--- Exercise data Enclosed Below ---
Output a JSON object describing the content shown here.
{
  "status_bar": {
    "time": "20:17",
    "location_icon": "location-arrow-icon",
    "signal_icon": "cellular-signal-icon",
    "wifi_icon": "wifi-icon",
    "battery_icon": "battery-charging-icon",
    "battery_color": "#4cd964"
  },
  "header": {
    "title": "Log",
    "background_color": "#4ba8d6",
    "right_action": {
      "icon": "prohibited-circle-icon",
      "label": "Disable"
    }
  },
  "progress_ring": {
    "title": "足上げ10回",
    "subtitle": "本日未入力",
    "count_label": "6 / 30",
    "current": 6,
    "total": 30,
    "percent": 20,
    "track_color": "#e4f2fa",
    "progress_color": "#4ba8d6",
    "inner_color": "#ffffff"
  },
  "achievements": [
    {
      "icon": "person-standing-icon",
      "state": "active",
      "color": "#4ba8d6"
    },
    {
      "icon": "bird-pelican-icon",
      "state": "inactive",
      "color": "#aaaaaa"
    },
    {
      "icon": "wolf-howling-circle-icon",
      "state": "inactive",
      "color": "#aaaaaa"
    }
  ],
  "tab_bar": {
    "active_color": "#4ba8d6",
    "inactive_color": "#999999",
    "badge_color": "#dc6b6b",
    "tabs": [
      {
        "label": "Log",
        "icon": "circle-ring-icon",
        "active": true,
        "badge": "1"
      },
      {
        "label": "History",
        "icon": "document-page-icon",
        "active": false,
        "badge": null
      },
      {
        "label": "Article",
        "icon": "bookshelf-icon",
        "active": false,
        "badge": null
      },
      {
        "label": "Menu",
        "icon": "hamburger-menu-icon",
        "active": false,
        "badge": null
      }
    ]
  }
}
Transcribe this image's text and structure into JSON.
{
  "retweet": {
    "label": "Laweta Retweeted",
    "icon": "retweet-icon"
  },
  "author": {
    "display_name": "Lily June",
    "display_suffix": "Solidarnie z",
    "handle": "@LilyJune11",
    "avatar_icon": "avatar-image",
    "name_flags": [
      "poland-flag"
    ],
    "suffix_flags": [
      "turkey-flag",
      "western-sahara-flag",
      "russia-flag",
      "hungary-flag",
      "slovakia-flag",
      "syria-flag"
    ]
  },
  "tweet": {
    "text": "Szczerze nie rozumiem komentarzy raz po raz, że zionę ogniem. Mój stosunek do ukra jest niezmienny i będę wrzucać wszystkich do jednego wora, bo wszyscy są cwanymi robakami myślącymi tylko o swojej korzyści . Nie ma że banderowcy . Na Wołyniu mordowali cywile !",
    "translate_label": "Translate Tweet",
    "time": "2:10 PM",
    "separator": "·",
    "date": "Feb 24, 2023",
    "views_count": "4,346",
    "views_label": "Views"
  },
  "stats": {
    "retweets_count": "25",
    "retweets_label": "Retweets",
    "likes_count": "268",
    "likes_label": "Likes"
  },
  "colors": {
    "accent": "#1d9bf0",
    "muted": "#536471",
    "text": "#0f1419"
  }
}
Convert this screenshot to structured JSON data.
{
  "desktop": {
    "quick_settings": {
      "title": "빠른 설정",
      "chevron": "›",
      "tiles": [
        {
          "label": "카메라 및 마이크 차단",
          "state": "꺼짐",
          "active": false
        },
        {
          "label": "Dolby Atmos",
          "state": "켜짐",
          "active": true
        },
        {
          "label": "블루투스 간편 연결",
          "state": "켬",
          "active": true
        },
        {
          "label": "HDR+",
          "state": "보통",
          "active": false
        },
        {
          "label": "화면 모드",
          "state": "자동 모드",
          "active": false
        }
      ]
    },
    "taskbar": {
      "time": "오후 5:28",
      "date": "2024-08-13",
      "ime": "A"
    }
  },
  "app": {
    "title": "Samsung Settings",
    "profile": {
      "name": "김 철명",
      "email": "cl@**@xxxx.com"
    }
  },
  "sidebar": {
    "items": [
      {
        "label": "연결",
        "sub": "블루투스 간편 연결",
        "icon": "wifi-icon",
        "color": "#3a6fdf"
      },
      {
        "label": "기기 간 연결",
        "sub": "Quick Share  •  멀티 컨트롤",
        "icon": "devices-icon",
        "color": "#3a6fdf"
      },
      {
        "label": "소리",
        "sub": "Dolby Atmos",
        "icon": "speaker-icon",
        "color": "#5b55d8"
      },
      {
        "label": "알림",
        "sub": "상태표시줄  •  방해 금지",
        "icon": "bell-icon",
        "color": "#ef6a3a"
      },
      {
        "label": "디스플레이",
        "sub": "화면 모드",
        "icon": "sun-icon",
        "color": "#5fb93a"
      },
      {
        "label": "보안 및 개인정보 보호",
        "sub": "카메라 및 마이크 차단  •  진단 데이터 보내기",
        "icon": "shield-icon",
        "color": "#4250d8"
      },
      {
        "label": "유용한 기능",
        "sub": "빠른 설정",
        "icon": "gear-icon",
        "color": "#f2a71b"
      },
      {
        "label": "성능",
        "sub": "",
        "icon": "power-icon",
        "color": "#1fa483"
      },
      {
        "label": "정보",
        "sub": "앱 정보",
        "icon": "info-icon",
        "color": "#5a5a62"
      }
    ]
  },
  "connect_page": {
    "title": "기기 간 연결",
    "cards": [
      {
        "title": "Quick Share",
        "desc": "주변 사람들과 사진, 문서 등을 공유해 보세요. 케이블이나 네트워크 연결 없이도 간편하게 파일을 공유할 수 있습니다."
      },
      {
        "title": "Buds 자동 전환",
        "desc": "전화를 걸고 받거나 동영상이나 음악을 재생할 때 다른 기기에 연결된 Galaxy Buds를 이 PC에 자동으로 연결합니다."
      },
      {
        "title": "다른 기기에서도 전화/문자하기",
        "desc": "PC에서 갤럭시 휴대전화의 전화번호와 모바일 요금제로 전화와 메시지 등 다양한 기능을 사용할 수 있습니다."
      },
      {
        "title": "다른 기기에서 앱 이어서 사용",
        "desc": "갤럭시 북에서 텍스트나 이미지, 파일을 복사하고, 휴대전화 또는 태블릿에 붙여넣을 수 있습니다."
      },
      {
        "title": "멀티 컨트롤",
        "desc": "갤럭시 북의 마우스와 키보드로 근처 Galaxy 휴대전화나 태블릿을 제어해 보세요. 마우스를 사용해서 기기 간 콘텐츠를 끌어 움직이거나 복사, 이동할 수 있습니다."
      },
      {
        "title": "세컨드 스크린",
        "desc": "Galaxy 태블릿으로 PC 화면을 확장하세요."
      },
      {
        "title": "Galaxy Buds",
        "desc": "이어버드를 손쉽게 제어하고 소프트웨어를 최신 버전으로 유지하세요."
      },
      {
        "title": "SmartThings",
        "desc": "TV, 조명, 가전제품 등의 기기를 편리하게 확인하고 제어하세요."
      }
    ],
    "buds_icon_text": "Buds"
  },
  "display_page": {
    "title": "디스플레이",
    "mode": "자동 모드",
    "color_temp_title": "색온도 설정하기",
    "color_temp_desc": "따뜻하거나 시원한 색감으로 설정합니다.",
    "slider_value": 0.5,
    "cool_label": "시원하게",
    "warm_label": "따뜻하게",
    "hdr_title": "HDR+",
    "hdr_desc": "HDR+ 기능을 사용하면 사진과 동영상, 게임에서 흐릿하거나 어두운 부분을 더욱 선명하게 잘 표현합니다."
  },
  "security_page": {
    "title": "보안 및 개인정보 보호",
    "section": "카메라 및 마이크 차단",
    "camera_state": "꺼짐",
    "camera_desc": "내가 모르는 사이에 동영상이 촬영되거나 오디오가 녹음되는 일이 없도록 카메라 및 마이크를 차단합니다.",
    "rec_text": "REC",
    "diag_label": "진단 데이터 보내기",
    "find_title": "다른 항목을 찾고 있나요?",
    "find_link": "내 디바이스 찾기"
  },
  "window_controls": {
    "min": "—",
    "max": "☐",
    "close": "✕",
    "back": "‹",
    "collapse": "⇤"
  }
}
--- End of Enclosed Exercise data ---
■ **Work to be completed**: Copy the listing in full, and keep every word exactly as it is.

■ **Exercise answer**:
Output a JSON object describing the content shown here.
{
  "status_bar": {
    "time": "20:17",
    "location_icon": "location-arrow-icon",
    "signal_icon": "cellular-signal-icon",
    "wifi_icon": "wifi-icon",
    "battery_icon": "battery-charging-icon",
    "battery_color": "#4cd964"
  },
  "header": {
    "title": "Log",
    "background_color": "#4ba8d6",
    "right_action": {
      "icon": "prohibited-circle-icon",
      "label": "Disable"
    }
  },
  "progress_ring": {
    "title": "足上げ10回",
    "subtitle": "本日未入力",
    "count_label": "6 / 30",
    "current": 6,
    "total": 30,
    "percent": 20,
    "track_color": "#e4f2fa",
    "progress_color": "#4ba8d6",
    "inner_color": "#ffffff"
  },
  "achievements": [
    {
      "icon": "person-standing-icon",
      "state": "active",
      "color": "#4ba8d6"
    },
    {
      "icon": "bird-pelican-icon",
      "state": "inactive",
      "color": "#aaaaaa"
    },
    {
      "icon": "wolf-howling-circle-icon",
      "state": "inactive",
      "color": "#aaaaaa"
    }
  ],
  "tab_bar": {
    "active_color": "#4ba8d6",
    "inactive_color": "#999999",
    "badge_color": "#dc6b6b",
    "tabs": [
      {
        "label": "Log",
        "icon": "circle-ring-icon",
        "active": true,
        "badge": "1"
      },
      {
        "label": "History",
        "icon": "document-page-icon",
        "active": false,
        "badge": null
      },
      {
        "label": "Article",
        "icon": "bookshelf-icon",
        "active": false,
        "badge": null
      },
      {
        "label": "Menu",
        "icon": "hamburger-menu-icon",
        "active": false,
        "badge": null
      }
    ]
  }
}
Transcribe this image's text and structure into JSON.
{
  "retweet": {
    "label": "Laweta Retweeted",
    "icon": "retweet-icon"
  },
  "author": {
    "display_name": "Lily June",
    "display_suffix": "Solidarnie z",
    "handle": "@LilyJune11",
    "avatar_icon": "avatar-image",
    "name_flags": [
      "poland-flag"
    ],
    "suffix_flags": [
      "turkey-flag",
      "western-sahara-flag",
      "russia-flag",
      "hungary-flag",
      "slovakia-flag",
      "syria-flag"
    ]
  },
  "tweet": {
    "text": "Szczerze nie rozumiem komentarzy raz po raz, że zionę ogniem. Mój stosunek do ukra jest niezmienny i będę wrzucać wszystkich do jednego wora, bo wszyscy są cwanymi robakami myślącymi tylko o swojej korzyści . Nie ma że banderowcy . Na Wołyniu mordowali cywile !",
    "translate_label": "Translate Tweet",
    "time": "2:10 PM",
    "separator": "·",
    "date": "Feb 24, 2023",
    "views_count": "4,346",
    "views_label": "Views"
  },
  "stats": {
    "retweets_count": "25",
    "retweets_label": "Retweets",
    "likes_count": "268",
    "likes_label": "Likes"
  },
  "colors": {
    "accent": "#1d9bf0",
    "muted": "#536471",
    "text": "#0f1419"
  }
}
Convert this screenshot to structured JSON data.
{
  "desktop": {
    "quick_settings": {
      "title": "빠른 설정",
      "chevron": "›",
      "tiles": [
        {
          "label": "카메라 및 마이크 차단",
          "state": "꺼짐",
          "active": false
        },
        {
          "label": "Dolby Atmos",
          "state": "켜짐",
          "active": true
        },
        {
          "label": "블루투스 간편 연결",
          "state": "켬",
          "active": true
        },
        {
          "label": "HDR+",
          "state": "보통",
          "active": false
        },
        {
          "label": "화면 모드",
          "state": "자동 모드",
          "active": false
        }
      ]
    },
    "taskbar": {
      "time": "오후 5:28",
      "date": "2024-08-13",
      "ime": "A"
    }
  },
  "app": {
    "title": "Samsung Settings",
    "profile": {
      "name": "김 철명",
      "email": "cl@**@xxxx.com"
    }
  },
  "sidebar": {
    "items": [
      {
        "label": "연결",
        "sub": "블루투스 간편 연결",
        "icon": "wifi-icon",
        "color": "#3a6fdf"
      },
      {
        "label": "기기 간 연결",
        "sub": "Quick Share  •  멀티 컨트롤",
        "icon": "devices-icon",
        "color": "#3a6fdf"
      },
      {
        "label": "소리",
        "sub": "Dolby Atmos",
        "icon": "speaker-icon",
        "color": "#5b55d8"
      },
      {
        "label": "알림",
        "sub": "상태표시줄  •  방해 금지",
        "icon": "bell-icon",
        "color": "#ef6a3a"
      },
      {
        "label": "디스플레이",
        "sub": "화면 모드",
        "icon": "sun-icon",
        "color": "#5fb93a"
      },
      {
        "label": "보안 및 개인정보 보호",
        "sub": "카메라 및 마이크 차단  •  진단 데이터 보내기",
        "icon": "shield-icon",
        "color": "#4250d8"
      },
      {
        "label": "유용한 기능",
        "sub": "빠른 설정",
        "icon": "gear-icon",
        "color": "#f2a71b"
      },
      {
        "label": "성능",
        "sub": "",
        "icon": "power-icon",
        "color": "#1fa483"
      },
      {
        "label": "정보",
        "sub": "앱 정보",
        "icon": "info-icon",
        "color": "#5a5a62"
      }
    ]
  },
  "connect_page": {
    "title": "기기 간 연결",
    "cards": [
      {
        "title": "Quick Share",
        "desc": "주변 사람들과 사진, 문서 등을 공유해 보세요. 케이블이나 네트워크 연결 없이도 간편하게 파일을 공유할 수 있습니다."
      },
      {
        "title": "Buds 자동 전환",
        "desc": "전화를 걸고 받거나 동영상이나 음악을 재생할 때 다른 기기에 연결된 Galaxy Buds를 이 PC에 자동으로 연결합니다."
      },
      {
        "title": "다른 기기에서도 전화/문자하기",
        "desc": "PC에서 갤럭시 휴대전화의 전화번호와 모바일 요금제로 전화와 메시지 등 다양한 기능을 사용할 수 있습니다."
      },
      {
        "title": "다른 기기에서 앱 이어서 사용",
        "desc": "갤럭시 북에서 텍스트나 이미지, 파일을 복사하고, 휴대전화 또는 태블릿에 붙여넣을 수 있습니다."
      },
      {
        "title": "멀티 컨트롤",
        "desc": "갤럭시 북의 마우스와 키보드로 근처 Galaxy 휴대전화나 태블릿을 제어해 보세요. 마우스를 사용해서 기기 간 콘텐츠를 끌어 움직이거나 복사, 이동할 수 있습니다."
      },
      {
        "title": "세컨드 스크린",
        "desc": "Galaxy 태블릿으로 PC 화면을 확장하세요."
      },
      {
        "title": "Galaxy Buds",
        "desc": "이어버드를 손쉽게 제어하고 소프트웨어를 최신 버전으로 유지하세요."
      },
      {
        "title": "SmartThings",
        "desc": "TV, 조명, 가전제품 등의 기기를 편리하게 확인하고 제어하세요."
      }
    ],
    "buds_icon_text": "Buds"
  },
  "display_page": {
    "title": "디스플레이",
    "mode": "자동 모드",
    "color_temp_title": "색온도 설정하기",
    "color_temp_desc": "따뜻하거나 시원한 색감으로 설정합니다.",
    "slider_value": 0.5,
    "cool_label": "시원하게",
    "warm_label": "따뜻하게",
    "hdr_title": "HDR+",
    "hdr_desc": "HDR+ 기능을 사용하면 사진과 동영상, 게임에서 흐릿하거나 어두운 부분을 더욱 선명하게 잘 표현합니다."
  },
  "security_page": {
    "title": "보안 및 개인정보 보호",
    "section": "카메라 및 마이크 차단",
    "camera_state": "꺼짐",
    "camera_desc": "내가 모르는 사이에 동영상이 촬영되거나 오디오가 녹음되는 일이 없도록 카메라 및 마이크를 차단합니다.",
    "rec_text": "REC",
    "diag_label": "진단 데이터 보내기",
    "find_title": "다른 항목을 찾고 있나요?",
    "find_link": "내 디바이스 찾기"
  },
  "window_controls": {
    "min": "—",
    "max": "☐",
    "close": "✕",
    "back": "‹",
    "collapse": "⇤"
  }
}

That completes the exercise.